A significant part of my role was to provide a highly upbeat, optimistic, engaging perspective on the future of business. However I also wanted to address the specific issues they would be encountering in combining their capabilities.

Many years ago when I was working with a large law firm to help them develop their client relationship and cross-selling capabilities, I created a simple framework, shown below.

The fundamental issue for any significant professional firm is to match the best possible capabilities in the organization with the relevant opportunities for value creation at their clients.

This begins at the interface with the client. Whoever has any interaction with the client, including the relationship leader and relationship team, has responsibility to identify and bring to the client the most relevant capabilities of the firm. However there are 5 key steps that are required for that to happen.

1. Awareness of capabilities
The relationship team of course needs to be aware that those capabilities exist. In a large, complex firm simply knowing what resources and expertise is available can be a challenge.

2. Understanding of those capabilities
After awareness, professionals need to understand where those capabilities can be applied, and how to explain them to clients sufficiently well for them to want to take things further. A variety of networking and educational initiatives can help improve both awareness and understanding of organizational capabilities.

3. Confidence in those capabilities
Even after awareness and understanding of capabilities, often the stumbling block is lack of confidence in those capabilities, and a fear of jeopardizing the client relationship by bringing in sub-standard services. Insufficient confidence more often comes from simple lack of knowledge rather than negative impressions. However without evidence to support confidence in capabilities, people will often avoid bringing in other professionals. The key action is in building experience across domains, so managers can develop confidence.

4. Personal trust
Even with these other elements in place, professionals will not reach out unless they believe the people they are bringing in will be good, collaborative players in the team, and be a pleasure to work with.

5. Action!
Finally, action is required. In many cases all of the above elements are in place, yet the best available resources are not brought in for the lack of picking up a phone, sending an email, or otherwise reaching out.

Once these barriers are understood, there are of course many possible initiatives to build internal networks and address each of these critical elements.

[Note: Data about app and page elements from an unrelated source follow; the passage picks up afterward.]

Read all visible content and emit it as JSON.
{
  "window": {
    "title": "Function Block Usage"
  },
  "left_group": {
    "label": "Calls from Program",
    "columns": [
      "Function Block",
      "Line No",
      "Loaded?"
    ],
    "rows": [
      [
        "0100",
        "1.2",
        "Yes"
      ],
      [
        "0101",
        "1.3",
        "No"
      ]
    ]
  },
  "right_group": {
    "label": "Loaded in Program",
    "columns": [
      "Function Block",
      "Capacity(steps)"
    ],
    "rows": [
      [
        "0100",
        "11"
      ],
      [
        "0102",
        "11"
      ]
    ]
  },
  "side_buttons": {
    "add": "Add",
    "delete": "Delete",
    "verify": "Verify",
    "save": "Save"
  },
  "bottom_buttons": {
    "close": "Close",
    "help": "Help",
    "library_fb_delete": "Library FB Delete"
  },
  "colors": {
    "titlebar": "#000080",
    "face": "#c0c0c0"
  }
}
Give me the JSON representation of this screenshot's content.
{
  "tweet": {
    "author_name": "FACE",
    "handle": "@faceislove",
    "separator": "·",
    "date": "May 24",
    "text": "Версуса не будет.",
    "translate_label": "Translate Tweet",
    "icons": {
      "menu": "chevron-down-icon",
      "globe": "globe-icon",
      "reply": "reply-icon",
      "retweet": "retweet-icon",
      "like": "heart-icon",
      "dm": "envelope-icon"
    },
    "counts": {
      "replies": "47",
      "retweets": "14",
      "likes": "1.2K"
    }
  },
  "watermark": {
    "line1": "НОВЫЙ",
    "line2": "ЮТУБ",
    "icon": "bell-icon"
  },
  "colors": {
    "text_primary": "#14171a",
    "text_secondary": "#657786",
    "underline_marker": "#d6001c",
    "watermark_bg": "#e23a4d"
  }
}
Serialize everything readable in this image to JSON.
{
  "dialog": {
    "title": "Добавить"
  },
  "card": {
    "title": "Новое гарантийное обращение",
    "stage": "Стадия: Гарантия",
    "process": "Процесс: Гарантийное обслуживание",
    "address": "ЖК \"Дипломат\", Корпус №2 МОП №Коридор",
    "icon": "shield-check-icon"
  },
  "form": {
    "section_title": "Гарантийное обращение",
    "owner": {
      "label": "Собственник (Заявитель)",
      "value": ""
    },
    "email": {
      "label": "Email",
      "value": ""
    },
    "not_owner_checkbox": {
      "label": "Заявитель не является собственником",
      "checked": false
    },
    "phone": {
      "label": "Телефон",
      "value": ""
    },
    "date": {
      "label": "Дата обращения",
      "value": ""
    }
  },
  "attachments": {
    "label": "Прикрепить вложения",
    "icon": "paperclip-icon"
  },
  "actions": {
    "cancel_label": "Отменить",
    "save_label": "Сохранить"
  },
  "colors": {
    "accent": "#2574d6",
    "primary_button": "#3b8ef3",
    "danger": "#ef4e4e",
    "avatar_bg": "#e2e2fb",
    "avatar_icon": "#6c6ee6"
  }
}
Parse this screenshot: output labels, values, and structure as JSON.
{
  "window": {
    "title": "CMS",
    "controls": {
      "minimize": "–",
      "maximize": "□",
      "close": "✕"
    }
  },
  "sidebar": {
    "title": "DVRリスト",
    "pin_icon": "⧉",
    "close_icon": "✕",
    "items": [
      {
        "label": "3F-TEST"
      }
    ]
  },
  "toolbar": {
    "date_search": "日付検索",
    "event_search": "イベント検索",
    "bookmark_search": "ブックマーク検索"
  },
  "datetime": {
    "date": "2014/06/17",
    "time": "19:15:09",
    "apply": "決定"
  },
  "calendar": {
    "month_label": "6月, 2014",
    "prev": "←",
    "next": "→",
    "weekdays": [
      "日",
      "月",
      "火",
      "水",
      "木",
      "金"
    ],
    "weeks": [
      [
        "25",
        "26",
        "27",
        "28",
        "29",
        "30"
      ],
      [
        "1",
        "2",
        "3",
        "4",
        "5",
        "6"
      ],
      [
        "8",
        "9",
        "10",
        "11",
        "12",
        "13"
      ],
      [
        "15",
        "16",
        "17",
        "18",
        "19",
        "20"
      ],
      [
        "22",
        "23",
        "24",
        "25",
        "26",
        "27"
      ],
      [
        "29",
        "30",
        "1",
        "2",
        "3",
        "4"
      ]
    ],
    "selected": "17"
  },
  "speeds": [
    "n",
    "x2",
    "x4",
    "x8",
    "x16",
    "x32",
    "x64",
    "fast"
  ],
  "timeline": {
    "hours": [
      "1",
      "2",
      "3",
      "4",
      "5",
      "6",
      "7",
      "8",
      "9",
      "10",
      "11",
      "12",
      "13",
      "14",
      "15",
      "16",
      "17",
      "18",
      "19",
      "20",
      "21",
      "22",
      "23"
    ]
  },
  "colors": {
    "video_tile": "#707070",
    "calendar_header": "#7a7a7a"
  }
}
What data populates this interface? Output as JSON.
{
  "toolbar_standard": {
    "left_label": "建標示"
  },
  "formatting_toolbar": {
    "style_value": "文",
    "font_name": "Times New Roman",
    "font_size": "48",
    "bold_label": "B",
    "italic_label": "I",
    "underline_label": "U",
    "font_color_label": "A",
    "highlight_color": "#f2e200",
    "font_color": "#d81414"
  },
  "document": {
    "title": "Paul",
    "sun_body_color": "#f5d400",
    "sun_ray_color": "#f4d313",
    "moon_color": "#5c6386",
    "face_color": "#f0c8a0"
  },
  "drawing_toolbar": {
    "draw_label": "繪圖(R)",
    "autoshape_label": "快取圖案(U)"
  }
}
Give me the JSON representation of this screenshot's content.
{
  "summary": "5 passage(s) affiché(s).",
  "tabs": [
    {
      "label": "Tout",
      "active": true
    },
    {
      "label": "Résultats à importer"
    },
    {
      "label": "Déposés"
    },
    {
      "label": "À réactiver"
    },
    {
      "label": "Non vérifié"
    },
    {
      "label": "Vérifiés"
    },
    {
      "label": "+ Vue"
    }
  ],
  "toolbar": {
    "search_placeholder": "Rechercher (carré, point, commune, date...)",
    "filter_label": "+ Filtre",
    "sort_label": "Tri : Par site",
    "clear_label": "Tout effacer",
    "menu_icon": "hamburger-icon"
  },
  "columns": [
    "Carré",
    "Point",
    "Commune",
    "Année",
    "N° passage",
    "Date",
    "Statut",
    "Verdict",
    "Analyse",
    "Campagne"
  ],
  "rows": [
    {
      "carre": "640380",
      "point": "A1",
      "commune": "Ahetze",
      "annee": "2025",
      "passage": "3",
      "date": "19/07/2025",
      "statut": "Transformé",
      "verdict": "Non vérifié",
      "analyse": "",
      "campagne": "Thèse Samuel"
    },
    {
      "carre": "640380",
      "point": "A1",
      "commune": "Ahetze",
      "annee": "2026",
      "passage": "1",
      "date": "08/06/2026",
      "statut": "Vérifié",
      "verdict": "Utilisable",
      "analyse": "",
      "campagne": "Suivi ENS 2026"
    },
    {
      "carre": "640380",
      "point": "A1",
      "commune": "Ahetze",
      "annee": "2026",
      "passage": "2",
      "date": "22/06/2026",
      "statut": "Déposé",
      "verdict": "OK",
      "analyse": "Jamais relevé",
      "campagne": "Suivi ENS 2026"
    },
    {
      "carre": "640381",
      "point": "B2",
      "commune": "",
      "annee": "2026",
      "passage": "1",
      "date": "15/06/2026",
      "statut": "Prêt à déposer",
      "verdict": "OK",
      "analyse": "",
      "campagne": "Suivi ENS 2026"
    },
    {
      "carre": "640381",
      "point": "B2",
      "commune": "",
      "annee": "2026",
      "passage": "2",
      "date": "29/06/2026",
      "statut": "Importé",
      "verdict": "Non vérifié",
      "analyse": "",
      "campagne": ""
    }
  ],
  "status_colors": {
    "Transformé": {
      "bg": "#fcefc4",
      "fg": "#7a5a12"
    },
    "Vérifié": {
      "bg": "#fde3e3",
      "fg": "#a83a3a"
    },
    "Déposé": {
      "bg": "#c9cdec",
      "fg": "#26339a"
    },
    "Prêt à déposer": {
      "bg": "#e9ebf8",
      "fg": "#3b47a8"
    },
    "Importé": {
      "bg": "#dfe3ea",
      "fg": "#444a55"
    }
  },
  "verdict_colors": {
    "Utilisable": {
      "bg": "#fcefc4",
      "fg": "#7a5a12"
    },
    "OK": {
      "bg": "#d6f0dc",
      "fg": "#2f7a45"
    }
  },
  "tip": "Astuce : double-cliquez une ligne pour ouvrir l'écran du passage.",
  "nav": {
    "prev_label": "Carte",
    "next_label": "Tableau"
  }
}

There is no perfectly networked firm. However those organizations that can consistently work on improving their performance on these 5 elements will drive substantially higher performance.